In 2016, L.G.B.T. activists looking for a way to curb discrimination began targeting the laws that criminalized homosexuality. Changing a society’s values would take generations, they reasoned, but striking down an unjust law could be accomplished in just a few years.
Read the full story at The New Yorker.
A surprising turnaround for LGBT Africans in a most unlikely place
Since 2009, Uganda has made international headlines as one of the world’s most dangerous places to be gay or transgender. That year legislators and religious leaders first championed an anti-homosexuality bill to criminalize gay sex and marriages, even if they take place abroad, and obligate Ugandans to report them. “Aggravated homosexuality,” including repeated offenses, was to be punished with death – later amended to life in prison.

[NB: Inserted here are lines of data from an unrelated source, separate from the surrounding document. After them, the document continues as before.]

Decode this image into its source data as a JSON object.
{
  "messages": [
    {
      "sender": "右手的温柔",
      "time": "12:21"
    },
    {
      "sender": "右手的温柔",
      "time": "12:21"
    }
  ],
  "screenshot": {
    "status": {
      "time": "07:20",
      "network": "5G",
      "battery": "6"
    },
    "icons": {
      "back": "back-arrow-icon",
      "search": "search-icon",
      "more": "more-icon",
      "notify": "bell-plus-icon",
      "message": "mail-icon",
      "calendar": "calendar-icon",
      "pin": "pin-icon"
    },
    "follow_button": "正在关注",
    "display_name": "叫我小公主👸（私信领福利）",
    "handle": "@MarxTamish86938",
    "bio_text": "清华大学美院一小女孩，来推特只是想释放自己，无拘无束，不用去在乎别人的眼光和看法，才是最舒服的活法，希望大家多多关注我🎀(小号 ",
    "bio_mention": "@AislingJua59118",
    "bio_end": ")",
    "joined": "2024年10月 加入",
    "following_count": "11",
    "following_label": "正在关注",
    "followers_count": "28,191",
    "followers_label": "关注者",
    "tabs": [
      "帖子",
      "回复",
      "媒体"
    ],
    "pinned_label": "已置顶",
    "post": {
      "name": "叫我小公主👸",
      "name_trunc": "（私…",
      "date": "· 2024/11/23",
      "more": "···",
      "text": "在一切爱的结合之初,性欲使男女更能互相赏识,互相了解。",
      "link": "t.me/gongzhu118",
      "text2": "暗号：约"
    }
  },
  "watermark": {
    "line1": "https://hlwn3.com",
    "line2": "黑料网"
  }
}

And yet, today many rural LGBT Ugandans are finding ways to fit into traditional family and community structures – and without always having to entirely hide their identities, either. Rural Ugandan towns might be the last place you’d expect to see LGBT acceptance. Cities are often assumed to be more tolerant, where strength in numbers allows people to advocate together.
But in places like Mbale, where neighbors all know one another, prejudice is often no match for personal relationships. By adapting to, rather than rebuking, traditions and societal norms, some rural LGBT Africans are achieving a level of tolerance that just a few years ago seemed unthinkable.
Some of eastern Congo’s small-scale farmers are benefiting from a surprising—and illegal—crop.
Cannabis has become a major source of income for tens of thousands of farmers in Congo’s unstable east. It isn’t hard to see the appeal. “Cannabis (is) a robust plant which is easy to grow, requires little labor outside of harvesting and drying, yields several harvests per year, and can be harvested as early as six months from sowing,” writes Ann Laudati, a visiting professor at the University of California, Berkeley, who has interviewed more than 100 cannabis farmers in eastern Congo. “They’re making a living off it,” said Laudati. “They’re not getting rich, but they’re surviving.”
Congo isn’t alone. “The highest levels of cannabis production in the world take place on the African continent,” according to the UN. In 2005, Africa produced an estimated one-fourth of all global cannabis. In 2005, seventeen African countries reported that cannabis use was on the rise, including Congo. Be it by land or by sea, the drug also makes its way outside Congo’s porous borders. Quite possibly it’s what’s being smoked by western expats and humanitarians in African cities as far away as Nairobi.
But there’s one major factor limiting the crop’s proliferation: Cannabis is illegal in Congo, as it is in almost every African country. Since 2011, there have been more cannabis seizures in Africa than anywhere else in the world. Africa’s crackdown on cannabis reflects an international narrative that blames cannabis for all manner of the continent’s ills–the product of a century of European and U.S. pressure meant to stop it. According to the RAND Corporation, “in no Western country is a user at much risk of being criminally penalized for using marijuana. “ At a time when the United States is rapidly decriminalizing marijuana at home, it continues to endorse a narrative that demonizes the drug abroad.
Read the full article at Columbia Global Reports.